All representatives of the viruses that cause hemorrhagic fevers are united by a common pathogenesis. They tend to affect the vascular endothelium, which explains the development of the hemorrhagic syndrome in most hemorrhagic fevers. After the virus enters the bloodstream through insect bites, scratches, abrasions, injections, the respiratory mucosa, a local reaction to infection is first formed, followed by viremia and a generalized lesion of the microcirculation system (the virus also infects the cells of the vascular wall). When the pathogen enters the bloodstream, it adheres to the cell membrane, penetrates into it, actively multiplies and spreads to other tissues of the body. This is accompanied by the release of biologically active substances that violate the permeability of blood vessels, the rheological properties of blood. A manifestation of this process is a rash, hyperemia of the skin, redness of the vessels of the sclera, internal bleeding may occur, accompanied by a sharp drop in blood pressure, shock. A number of viruses cause damage to the bone marrow, in particular megakaryocytes. Weakening of the body’s immune system, a weak or delayed response of protective mechanisms can lead to the rapid development of the pathological process, accompanied by massive bleeding, multiple organ damage.

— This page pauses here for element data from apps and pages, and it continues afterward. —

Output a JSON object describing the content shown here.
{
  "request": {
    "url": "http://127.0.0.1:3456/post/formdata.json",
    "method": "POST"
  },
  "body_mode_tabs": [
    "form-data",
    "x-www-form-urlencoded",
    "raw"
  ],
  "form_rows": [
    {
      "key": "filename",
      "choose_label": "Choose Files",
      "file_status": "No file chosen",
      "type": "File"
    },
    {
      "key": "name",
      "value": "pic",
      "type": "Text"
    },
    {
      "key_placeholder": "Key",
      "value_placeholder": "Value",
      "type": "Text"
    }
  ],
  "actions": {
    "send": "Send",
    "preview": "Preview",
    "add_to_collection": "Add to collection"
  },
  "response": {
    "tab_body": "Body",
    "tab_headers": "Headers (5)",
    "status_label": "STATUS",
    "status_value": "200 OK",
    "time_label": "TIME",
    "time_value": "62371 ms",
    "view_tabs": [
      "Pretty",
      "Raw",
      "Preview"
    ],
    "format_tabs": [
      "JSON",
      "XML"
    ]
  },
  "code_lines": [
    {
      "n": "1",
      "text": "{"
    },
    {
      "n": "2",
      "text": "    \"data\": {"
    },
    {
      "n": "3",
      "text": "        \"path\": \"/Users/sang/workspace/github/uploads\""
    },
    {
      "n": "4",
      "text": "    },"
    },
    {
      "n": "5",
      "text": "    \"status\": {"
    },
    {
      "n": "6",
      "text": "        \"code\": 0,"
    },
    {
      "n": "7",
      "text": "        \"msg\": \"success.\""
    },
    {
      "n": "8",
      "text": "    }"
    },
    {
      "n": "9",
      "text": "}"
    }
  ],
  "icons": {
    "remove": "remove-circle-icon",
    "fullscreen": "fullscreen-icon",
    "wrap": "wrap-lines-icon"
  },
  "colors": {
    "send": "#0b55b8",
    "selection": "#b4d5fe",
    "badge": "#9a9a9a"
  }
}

Who is at risk?
- Those who work with infected people or animals, such as medical workers, biologists, pest control workers, livestock farm workers.
- Living in endemic areas.
- Intravenous drug users.
- Those who neglect barrier methods of contraception.
Diagnosis is based on anamnesis, physical examination, results of laboratory and instrumental studies. When questioning the patient, attention is drawn to possible contact with the pathogen – travel to regions endemic for the disease, contact with animal carriers or infected people. The incubation period of most hemorrhagic fevers is 10-21 days, so the disease can develop after returning from a trip to a dangerous area. If hemorrhagic fever is suspected, it is necessary to conduct a series of studies in the hospital as soon as possible to differentiate the disease from other diseases and establish the type of pathogen:
- Complete blood count (without leukocyte formula and ESR). In a general blood test for hemorrhagic fevers, leukopenia and thrombocytopenia can be detected. In some cases, such as Lassa fever, these changes are absent. Hemoglobin levels may drop.
- Erythrocyte sedimentation rate (ESR). May be upgraded.
- Prothrombin index (PI) , activated partial thromboplastin time (APTT) are increased.
- Fibrinogen. Fibrinogen and platelet monitoring is used to detect possible disseminated intravascular coagulation.
- The test is used when a urinary tract infection is suspected.
- Culture of biological fluids: blood, urine, throat and nose swabs. Used to identify possible infectious agents.
- Detection of the causative agent of infection in the blood by polymerase chain reaction (PCR).
- Detection of antibodies to the infectious agent in the blood.
All diagnostic manipulations should be performed with extreme caution due to the high pathogenicity of pathogens.